How to complete this task:
Write the lines below out exactly, dropping each picture.

Information shown:
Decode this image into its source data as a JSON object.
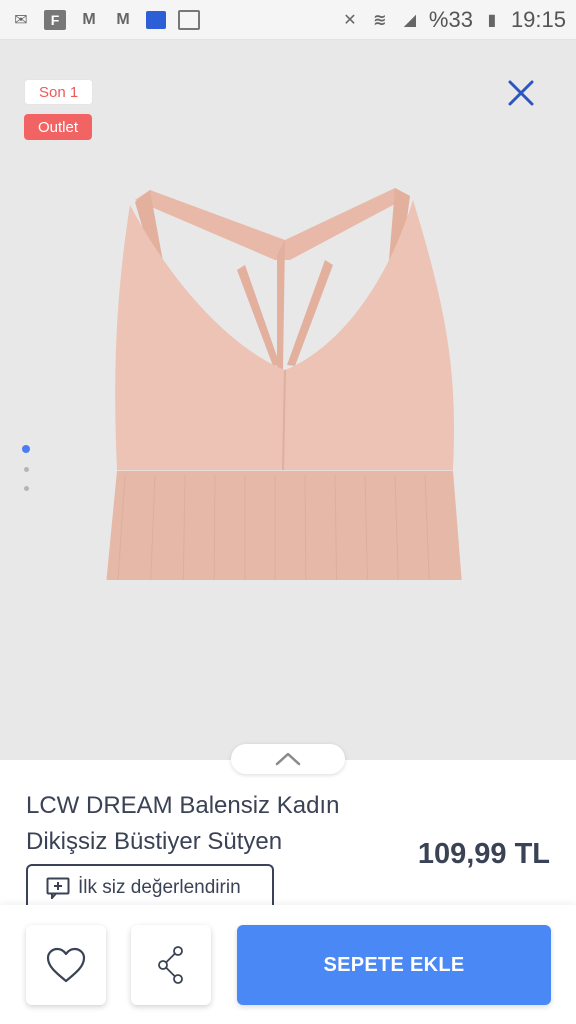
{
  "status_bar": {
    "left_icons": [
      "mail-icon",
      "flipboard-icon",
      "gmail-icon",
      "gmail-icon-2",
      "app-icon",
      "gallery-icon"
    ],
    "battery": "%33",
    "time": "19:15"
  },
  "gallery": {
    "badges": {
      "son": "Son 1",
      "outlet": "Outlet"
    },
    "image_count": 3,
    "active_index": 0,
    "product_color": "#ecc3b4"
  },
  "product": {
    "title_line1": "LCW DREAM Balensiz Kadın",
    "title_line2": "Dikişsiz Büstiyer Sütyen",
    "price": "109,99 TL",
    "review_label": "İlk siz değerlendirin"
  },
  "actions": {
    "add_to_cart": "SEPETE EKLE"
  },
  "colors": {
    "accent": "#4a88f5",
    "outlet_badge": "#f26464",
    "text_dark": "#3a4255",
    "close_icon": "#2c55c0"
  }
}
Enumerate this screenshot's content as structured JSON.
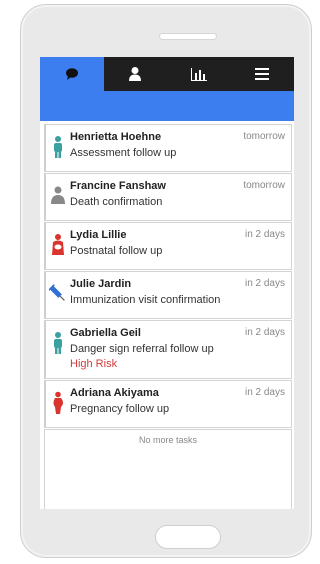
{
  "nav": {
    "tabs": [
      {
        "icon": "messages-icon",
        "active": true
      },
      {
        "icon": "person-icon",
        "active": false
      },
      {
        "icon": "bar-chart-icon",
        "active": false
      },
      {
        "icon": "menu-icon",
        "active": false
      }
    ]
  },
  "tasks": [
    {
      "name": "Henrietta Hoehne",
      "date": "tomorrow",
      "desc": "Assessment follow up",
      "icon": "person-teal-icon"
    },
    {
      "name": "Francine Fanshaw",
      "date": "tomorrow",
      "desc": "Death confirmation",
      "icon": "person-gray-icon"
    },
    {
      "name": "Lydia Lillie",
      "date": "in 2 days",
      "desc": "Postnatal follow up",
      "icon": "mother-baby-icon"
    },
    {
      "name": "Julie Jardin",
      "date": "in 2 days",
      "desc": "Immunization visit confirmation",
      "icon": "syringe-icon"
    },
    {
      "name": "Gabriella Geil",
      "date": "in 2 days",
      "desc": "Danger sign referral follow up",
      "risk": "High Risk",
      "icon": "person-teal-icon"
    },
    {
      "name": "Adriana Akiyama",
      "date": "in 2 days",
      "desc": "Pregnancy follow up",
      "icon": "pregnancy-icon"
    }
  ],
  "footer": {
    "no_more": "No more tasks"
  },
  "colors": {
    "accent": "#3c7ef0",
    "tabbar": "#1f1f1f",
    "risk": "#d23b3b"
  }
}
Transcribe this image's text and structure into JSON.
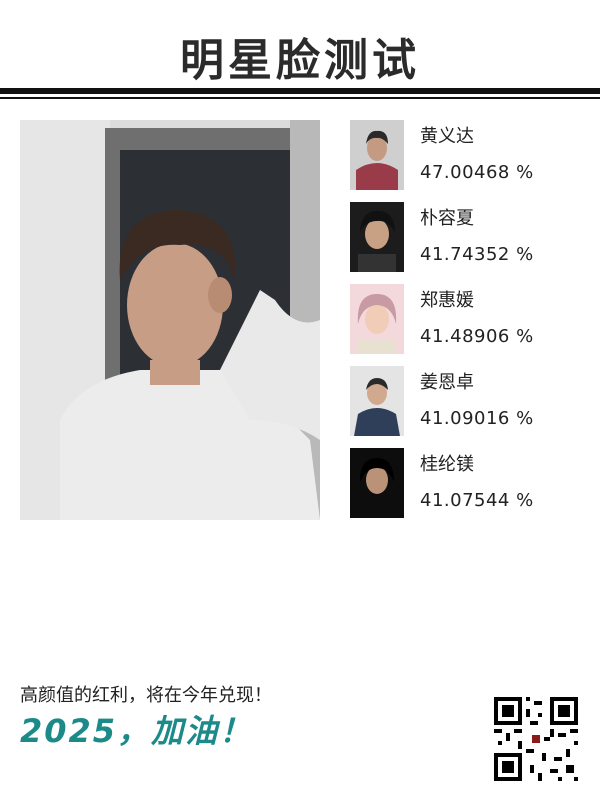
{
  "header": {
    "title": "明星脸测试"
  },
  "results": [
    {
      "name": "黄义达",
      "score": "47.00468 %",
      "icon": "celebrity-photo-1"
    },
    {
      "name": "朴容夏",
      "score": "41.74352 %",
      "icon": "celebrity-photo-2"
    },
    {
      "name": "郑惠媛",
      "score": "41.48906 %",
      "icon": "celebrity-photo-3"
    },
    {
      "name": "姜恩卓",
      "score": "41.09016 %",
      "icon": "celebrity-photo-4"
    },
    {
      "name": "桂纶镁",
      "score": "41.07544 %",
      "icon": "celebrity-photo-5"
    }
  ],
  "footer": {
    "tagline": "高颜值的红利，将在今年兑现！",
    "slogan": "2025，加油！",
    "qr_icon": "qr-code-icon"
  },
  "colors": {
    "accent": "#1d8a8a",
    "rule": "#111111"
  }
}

Expected output:
Decode this image into its source data as a JSON object.
{
  "status_bar": {
    "left_icons": [
      "mail-icon",
      "flipboard-icon",
      "gmail-icon",
      "gmail-icon-2",
      "app-icon",
      "gallery-icon"
    ],
    "battery": "%33",
    "time": "19:15"
  },
  "gallery": {
    "badges": {
      "son": "Son 1",
      "outlet": "Outlet"
    },
    "image_count": 3,
    "active_index": 0,
    "product_color": "#ecc3b4"
  },
  "product": {
    "title_line1": "LCW DREAM Balensiz Kadın",
    "title_line2": "Dikişsiz Büstiyer Sütyen",
    "price": "109,99 TL",
    "review_label": "İlk siz değerlendirin"
  },
  "actions": {
    "add_to_cart": "SEPETE EKLE"
  },
  "colors": {
    "accent": "#4a88f5",
    "outlet_badge": "#f26464",
    "text_dark": "#3a4255",
    "close_icon": "#2c55c0"
  }
}
Enumerate this screenshot's content as structured JSON.
{
  "nav": {
    "tabs": [
      {
        "icon": "messages-icon",
        "active": true
      },
      {
        "icon": "person-icon",
        "active": false
      },
      {
        "icon": "bar-chart-icon",
        "active": false
      },
      {
        "icon": "menu-icon",
        "active": false
      }
    ]
  },
  "tasks": [
    {
      "name": "Henrietta Hoehne",
      "date": "tomorrow",
      "desc": "Assessment follow up",
      "icon": "person-teal-icon"
    },
    {
      "name": "Francine Fanshaw",
      "date": "tomorrow",
      "desc": "Death confirmation",
      "icon": "person-gray-icon"
    },
    {
      "name": "Lydia Lillie",
      "date": "in 2 days",
      "desc": "Postnatal follow up",
      "icon": "mother-baby-icon"
    },
    {
      "name": "Julie Jardin",
      "date": "in 2 days",
      "desc": "Immunization visit confirmation",
      "icon": "syringe-icon"
    },
    {
      "name": "Gabriella Geil",
      "date": "in 2 days",
      "desc": "Danger sign referral follow up",
      "risk": "High Risk",
      "icon": "person-teal-icon"
    },
    {
      "name": "Adriana Akiyama",
      "date": "in 2 days",
      "desc": "Pregnancy follow up",
      "icon": "pregnancy-icon"
    }
  ],
  "footer": {
    "no_more": "No more tasks"
  },
  "colors": {
    "accent": "#3c7ef0",
    "tabbar": "#1f1f1f",
    "risk": "#d23b3b"
  }
}
Transcribe this image's text and structure into JSON.
{
  "header": {
    "title": "明星脸测试"
  },
  "results": [
    {
      "name": "黄义达",
      "score": "47.00468 %",
      "icon": "celebrity-photo-1"
    },
    {
      "name": "朴容夏",
      "score": "41.74352 %",
      "icon": "celebrity-photo-2"
    },
    {
      "name": "郑惠媛",
      "score": "41.48906 %",
      "icon": "celebrity-photo-3"
    },
    {
      "name": "姜恩卓",
      "score": "41.09016 %",
      "icon": "celebrity-photo-4"
    },
    {
      "name": "桂纶镁",
      "score": "41.07544 %",
      "icon": "celebrity-photo-5"
    }
  ],
  "footer": {
    "tagline": "高颜值的红利，将在今年兑现！",
    "slogan": "2025，加油！",
    "qr_icon": "qr-code-icon"
  },
  "colors": {
    "accent": "#1d8a8a",
    "rule": "#111111"
  }
}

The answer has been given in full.